East Main Street
13-15 East Main Street
Originally this was the home of Joseph Hummel and Elizabeth Leebrich, both from Hummelstown, Joseph being the grandson of founder Frederick Hummel. They moved into the house in 1817, just after their marriage and operated a store in the eastern half until Joseph's death in 1852. It is known also as the "Mansion House." Carrie and Annie Hummel, daughters, ran the post office in this house from 1877 to 1885. Elizabeth passed away in 1890, and the Hummel heirs sold the property in 1927. In 1895 a drugstore was noted to be in the western portion of the first floor, and by 1945 it had been converted to two residences. This two-and-one-half-story limestone house is typically Georgian in its central hall plan, chimney gable ends, and five-bay facade. The shop window and door were modifications, probably when the entire building underwent a remodeling in 1890. At this time, a large front dormer, now removed, and ornate Victorian trim were added, as well as a modernization, providing running water and heat. A two-story stone carriage house/stable exists at the rear of this property, said to be constructed in 1790. This property is one of the finest examples of 19th Century stone architecture in Hummelstown.
East Main Street (On the Square)
This is noted to be the birthplace of Elizabeth Leebrich, wife of Joseph Hummel. Used as an inn, cabinet shop, furniture store, Karmany's Store, it has been the home of Bowser's Furniture and a funeral home since 1934.
This two-and-one-half-story Georgian stone building has undergone numerous changes. The present "Formstone" exterior covers earlier modification, including a store-front window and door. The eastern portion of the structure appears to be frame. Numerous additions in the rear of the property include an early stone, two-story addition on the west facade. Though covered, this building retains its stately Georgian form and roof shape.
Hauer's Department Store
9 East Main Street
The original one-story store was located next to the expanded building. This three-story structure, visible on the right, was built by Fred Blessing in the late 1890s as his store and his house.
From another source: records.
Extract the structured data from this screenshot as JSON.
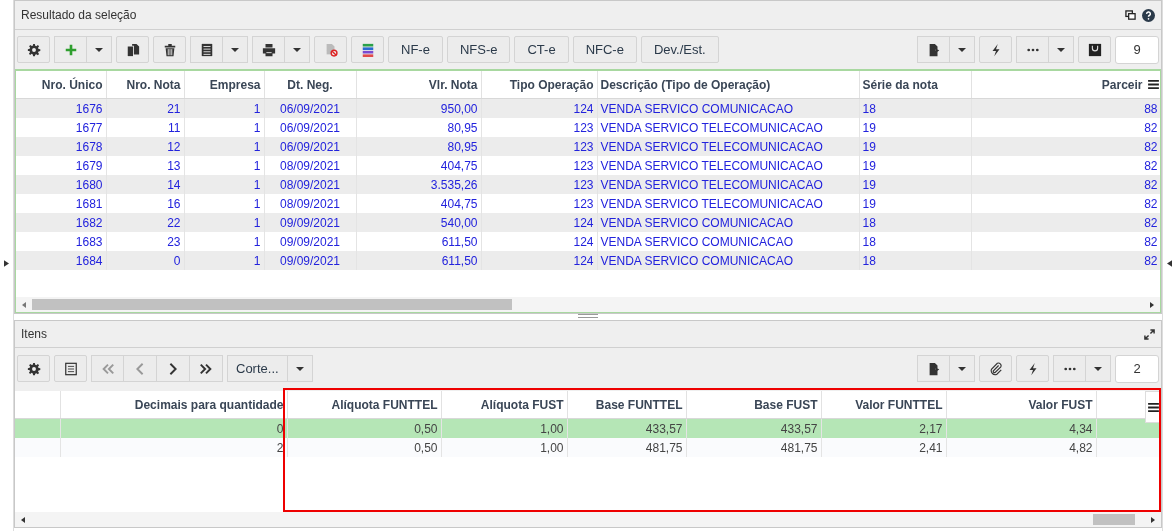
{
  "top_panel": {
    "title": "Resultado da seleção",
    "toolbar_buttons": [
      "NF-e",
      "NFS-e",
      "CT-e",
      "NFC-e",
      "Dev./Est."
    ],
    "page_count": "9",
    "columns": [
      "Nro. Único",
      "Nro. Nota",
      "Empresa",
      "Dt. Neg.",
      "Vlr. Nota",
      "Tipo Operação",
      "Descrição (Tipo de Operação)",
      "Série da nota",
      "Parceir"
    ],
    "rows": [
      [
        "1676",
        "21",
        "1",
        "06/09/2021",
        "950,00",
        "124",
        "VENDA SERVICO COMUNICACAO",
        "18",
        "88"
      ],
      [
        "1677",
        "11",
        "1",
        "06/09/2021",
        "80,95",
        "123",
        "VENDA SERVICO TELECOMUNICACAO",
        "19",
        "82"
      ],
      [
        "1678",
        "12",
        "1",
        "06/09/2021",
        "80,95",
        "123",
        "VENDA SERVICO TELECOMUNICACAO",
        "19",
        "82"
      ],
      [
        "1679",
        "13",
        "1",
        "08/09/2021",
        "404,75",
        "123",
        "VENDA SERVICO TELECOMUNICACAO",
        "19",
        "82"
      ],
      [
        "1680",
        "14",
        "1",
        "08/09/2021",
        "3.535,26",
        "123",
        "VENDA SERVICO TELECOMUNICACAO",
        "19",
        "82"
      ],
      [
        "1681",
        "16",
        "1",
        "08/09/2021",
        "404,75",
        "123",
        "VENDA SERVICO TELECOMUNICACAO",
        "19",
        "82"
      ],
      [
        "1682",
        "22",
        "1",
        "09/09/2021",
        "540,00",
        "124",
        "VENDA SERVICO COMUNICACAO",
        "18",
        "82"
      ],
      [
        "1683",
        "23",
        "1",
        "09/09/2021",
        "611,50",
        "124",
        "VENDA SERVICO COMUNICACAO",
        "18",
        "82"
      ],
      [
        "1684",
        "0",
        "1",
        "09/09/2021",
        "611,50",
        "124",
        "VENDA SERVICO COMUNICACAO",
        "18",
        "82"
      ]
    ]
  },
  "items_panel": {
    "title": "Itens",
    "cut_button": "Corte...",
    "page_count": "2",
    "columns": [
      "Decimais para quantidade",
      "Alíquota FUNTTEL",
      "Alíquota FUST",
      "Base FUNTTEL",
      "Base FUST",
      "Valor FUNTTEL",
      "Valor FUST"
    ],
    "rows": [
      {
        "selected": true,
        "cells": [
          "0",
          "0,50",
          "1,00",
          "433,57",
          "433,57",
          "2,17",
          "4,34"
        ]
      },
      {
        "selected": false,
        "cells": [
          "2",
          "0,50",
          "1,00",
          "481,75",
          "481,75",
          "2,41",
          "4,82"
        ]
      }
    ]
  }
}
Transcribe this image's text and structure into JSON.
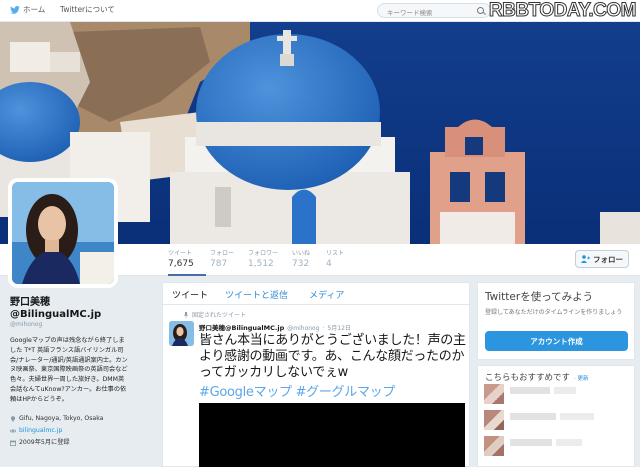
{
  "nav": {
    "home": "ホーム",
    "about": "Twitterについて",
    "search_placeholder": "キーワード検索",
    "right": "アカ",
    "watermark": "RBBTODAY.COM"
  },
  "stats": [
    {
      "label": "ツイート",
      "value": "7,675"
    },
    {
      "label": "フォロー",
      "value": "787"
    },
    {
      "label": "フォロワー",
      "value": "1,512"
    },
    {
      "label": "いいね",
      "value": "732"
    },
    {
      "label": "リスト",
      "value": "4"
    }
  ],
  "follow_button": "フォロー",
  "profile": {
    "name": "野口美穂",
    "handle_display": "@BilingualMC.jp",
    "handle": "@mihonog",
    "bio": "Googleマップの声は残念ながら終了しました T*T 英語フランス語バイリンガル司会/ナレーター/通訳/英語通訳案内士。カンヌ映画祭、東京国際映画祭の英語司会など色々。夫婦世界一周した旅好き。DMM英会話なんてuKnow?アンカー。お仕事の依頼はHPからどうぞ。",
    "location": "Gifu, Nagoya, Tokyo, Osaka",
    "url": "bilingualmc.jp",
    "joined": "2009年5月に登録"
  },
  "tabs": [
    "ツイート",
    "ツイートと返信",
    "メディア"
  ],
  "pinned_label": "固定されたツイート",
  "tweet": {
    "name": "野口美穂@BilingualMC.jp",
    "handle": "@mihonog",
    "date": "5月12日",
    "text": "皆さん本当にありがとうございました！声の主より感謝の動画です。あ、こんな顔だったのかってガッカリしないでぇw",
    "tags": "#Googleマップ #グーグルマップ"
  },
  "try_box": {
    "title": "Twitterを使ってみよう",
    "desc": "登録してあなただけのタイムラインを作りましょう",
    "button": "アカウント作成"
  },
  "recommend": {
    "title": "こちらもおすすめです",
    "update": "更新"
  }
}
Blessing's house and store later underwent modifications to create a single edifice for Hauer's Department Store. Hauer's closed in 1972 after a long presence in Hummelstown.